Collected data:
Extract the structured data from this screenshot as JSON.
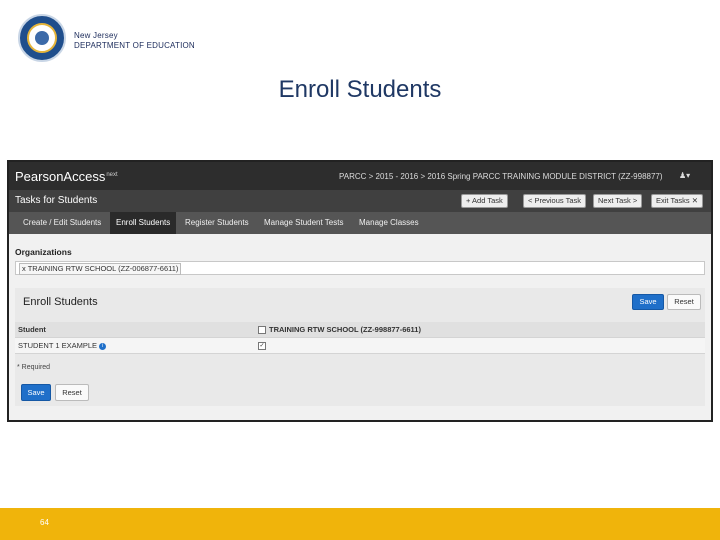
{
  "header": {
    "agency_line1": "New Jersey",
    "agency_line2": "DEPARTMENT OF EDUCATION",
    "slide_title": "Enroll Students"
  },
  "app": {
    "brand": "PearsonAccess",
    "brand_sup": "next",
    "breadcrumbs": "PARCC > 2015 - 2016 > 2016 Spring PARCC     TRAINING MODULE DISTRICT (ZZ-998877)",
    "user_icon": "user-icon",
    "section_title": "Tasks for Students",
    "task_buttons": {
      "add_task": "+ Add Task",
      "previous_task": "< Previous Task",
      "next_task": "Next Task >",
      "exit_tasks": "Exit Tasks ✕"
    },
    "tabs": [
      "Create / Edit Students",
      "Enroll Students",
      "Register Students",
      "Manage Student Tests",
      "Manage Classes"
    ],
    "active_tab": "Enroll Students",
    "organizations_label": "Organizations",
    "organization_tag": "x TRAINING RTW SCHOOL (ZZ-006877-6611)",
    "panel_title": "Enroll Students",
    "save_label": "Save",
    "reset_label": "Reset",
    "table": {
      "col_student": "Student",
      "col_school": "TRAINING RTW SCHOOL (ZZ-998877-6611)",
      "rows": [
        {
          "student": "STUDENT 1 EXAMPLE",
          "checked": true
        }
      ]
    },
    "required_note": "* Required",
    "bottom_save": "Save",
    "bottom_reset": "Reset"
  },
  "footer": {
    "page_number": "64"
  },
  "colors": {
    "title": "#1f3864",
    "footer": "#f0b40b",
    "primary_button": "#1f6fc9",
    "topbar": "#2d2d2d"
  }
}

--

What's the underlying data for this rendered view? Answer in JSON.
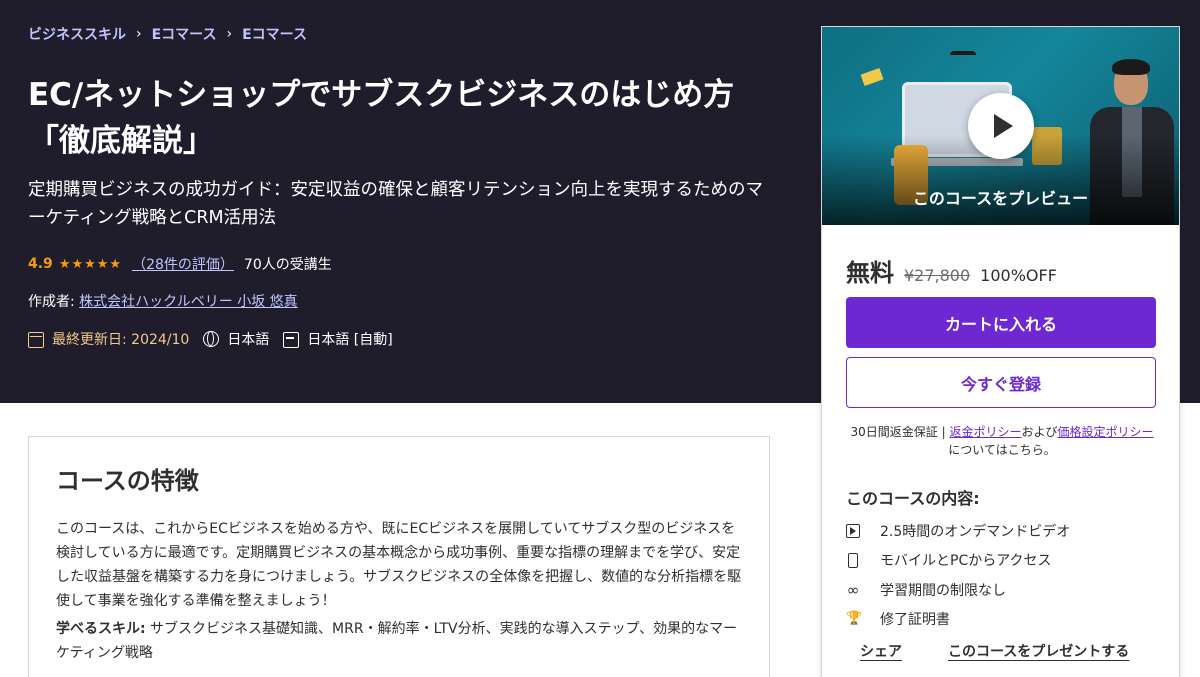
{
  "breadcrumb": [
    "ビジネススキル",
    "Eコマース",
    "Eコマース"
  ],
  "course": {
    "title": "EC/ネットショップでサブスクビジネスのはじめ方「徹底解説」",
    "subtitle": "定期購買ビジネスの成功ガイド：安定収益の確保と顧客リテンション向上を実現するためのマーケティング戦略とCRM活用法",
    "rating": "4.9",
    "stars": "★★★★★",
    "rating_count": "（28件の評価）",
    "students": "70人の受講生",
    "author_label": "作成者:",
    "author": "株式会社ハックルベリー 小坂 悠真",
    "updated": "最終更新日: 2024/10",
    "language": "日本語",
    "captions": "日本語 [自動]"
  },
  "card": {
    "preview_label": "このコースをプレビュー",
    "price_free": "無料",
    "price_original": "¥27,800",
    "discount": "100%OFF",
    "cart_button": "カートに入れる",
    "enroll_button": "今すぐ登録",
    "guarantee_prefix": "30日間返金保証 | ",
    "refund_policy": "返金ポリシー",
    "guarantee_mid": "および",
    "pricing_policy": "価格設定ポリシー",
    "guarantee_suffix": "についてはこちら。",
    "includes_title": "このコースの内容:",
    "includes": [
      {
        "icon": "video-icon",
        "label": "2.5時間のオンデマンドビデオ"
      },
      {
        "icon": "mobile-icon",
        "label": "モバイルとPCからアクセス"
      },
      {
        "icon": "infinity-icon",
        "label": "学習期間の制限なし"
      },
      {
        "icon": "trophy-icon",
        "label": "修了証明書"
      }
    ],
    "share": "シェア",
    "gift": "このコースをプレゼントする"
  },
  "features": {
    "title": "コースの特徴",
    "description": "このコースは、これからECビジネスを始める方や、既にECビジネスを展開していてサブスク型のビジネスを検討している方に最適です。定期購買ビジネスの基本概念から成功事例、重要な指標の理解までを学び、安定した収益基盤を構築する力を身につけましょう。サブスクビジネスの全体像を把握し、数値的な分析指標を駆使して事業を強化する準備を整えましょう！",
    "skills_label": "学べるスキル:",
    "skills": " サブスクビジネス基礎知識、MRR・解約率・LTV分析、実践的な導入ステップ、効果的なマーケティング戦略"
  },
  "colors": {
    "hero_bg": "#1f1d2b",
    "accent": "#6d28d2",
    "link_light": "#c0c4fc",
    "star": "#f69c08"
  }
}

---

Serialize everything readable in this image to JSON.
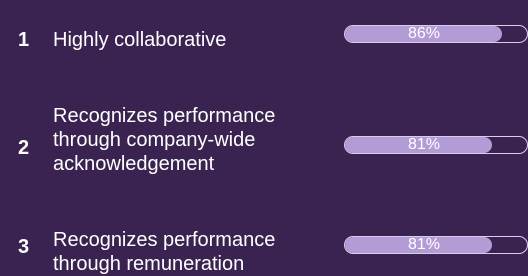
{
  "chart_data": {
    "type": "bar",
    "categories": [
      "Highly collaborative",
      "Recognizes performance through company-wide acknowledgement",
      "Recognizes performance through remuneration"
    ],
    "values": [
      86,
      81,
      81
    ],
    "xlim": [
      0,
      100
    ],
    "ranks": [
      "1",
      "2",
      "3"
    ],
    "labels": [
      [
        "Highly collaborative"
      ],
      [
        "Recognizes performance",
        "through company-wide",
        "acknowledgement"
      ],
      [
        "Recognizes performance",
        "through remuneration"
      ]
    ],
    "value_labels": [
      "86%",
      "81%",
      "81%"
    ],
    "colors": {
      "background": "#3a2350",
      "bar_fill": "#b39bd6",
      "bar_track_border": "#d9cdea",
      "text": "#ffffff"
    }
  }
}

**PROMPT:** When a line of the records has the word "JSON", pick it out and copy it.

**FINAL ANSWER:**
Extract the structured data from this screenshot as JSON.
What's the underlying data for this rendered view? Answer in JSON.
Serialize everything readable in this image to JSON.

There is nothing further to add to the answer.